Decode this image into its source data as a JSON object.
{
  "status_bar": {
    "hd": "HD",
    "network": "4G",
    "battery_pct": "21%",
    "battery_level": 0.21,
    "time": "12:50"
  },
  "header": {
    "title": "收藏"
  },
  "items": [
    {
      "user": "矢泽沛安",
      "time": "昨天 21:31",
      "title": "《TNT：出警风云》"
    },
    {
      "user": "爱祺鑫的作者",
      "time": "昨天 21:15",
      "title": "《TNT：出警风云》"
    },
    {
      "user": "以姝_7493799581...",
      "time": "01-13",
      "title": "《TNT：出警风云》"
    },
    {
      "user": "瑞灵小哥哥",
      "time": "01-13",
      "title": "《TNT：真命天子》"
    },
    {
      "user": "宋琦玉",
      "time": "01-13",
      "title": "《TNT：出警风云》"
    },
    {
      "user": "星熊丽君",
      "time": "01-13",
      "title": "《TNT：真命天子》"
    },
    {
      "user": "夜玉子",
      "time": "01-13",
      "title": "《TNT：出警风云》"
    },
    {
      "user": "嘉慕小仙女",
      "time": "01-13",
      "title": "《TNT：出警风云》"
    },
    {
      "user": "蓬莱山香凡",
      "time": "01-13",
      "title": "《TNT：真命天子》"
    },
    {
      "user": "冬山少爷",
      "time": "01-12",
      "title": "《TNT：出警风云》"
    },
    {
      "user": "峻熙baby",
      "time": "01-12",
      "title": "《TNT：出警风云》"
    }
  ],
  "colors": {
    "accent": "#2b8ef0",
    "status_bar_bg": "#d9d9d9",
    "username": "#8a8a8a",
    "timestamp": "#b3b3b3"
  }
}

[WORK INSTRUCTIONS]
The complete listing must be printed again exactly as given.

[OUTPUT BELOW]
Decode this image into its source data as a JSON object.
{
  "status_bar": {
    "hd": "HD",
    "network": "4G",
    "battery_pct": "21%",
    "battery_level": 0.21,
    "time": "12:50"
  },
  "header": {
    "title": "收藏"
  },
  "items": [
    {
      "user": "矢泽沛安",
      "time": "昨天 21:31",
      "title": "《TNT：出警风云》"
    },
    {
      "user": "爱祺鑫的作者",
      "time": "昨天 21:15",
      "title": "《TNT：出警风云》"
    },
    {
      "user": "以姝_7493799581...",
      "time": "01-13",
      "title": "《TNT：出警风云》"
    },
    {
      "user": "瑞灵小哥哥",
      "time": "01-13",
      "title": "《TNT：真命天子》"
    },
    {
      "user": "宋琦玉",
      "time": "01-13",
      "title": "《TNT：出警风云》"
    },
    {
      "user": "星熊丽君",
      "time": "01-13",
      "title": "《TNT：真命天子》"
    },
    {
      "user": "夜玉子",
      "time": "01-13",
      "title": "《TNT：出警风云》"
    },
    {
      "user": "嘉慕小仙女",
      "time": "01-13",
      "title": "《TNT：出警风云》"
    },
    {
      "user": "蓬莱山香凡",
      "time": "01-13",
      "title": "《TNT：真命天子》"
    },
    {
      "user": "冬山少爷",
      "time": "01-12",
      "title": "《TNT：出警风云》"
    },
    {
      "user": "峻熙baby",
      "time": "01-12",
      "title": "《TNT：出警风云》"
    }
  ],
  "colors": {
    "accent": "#2b8ef0",
    "status_bar_bg": "#d9d9d9",
    "username": "#8a8a8a",
    "timestamp": "#b3b3b3"
  }
}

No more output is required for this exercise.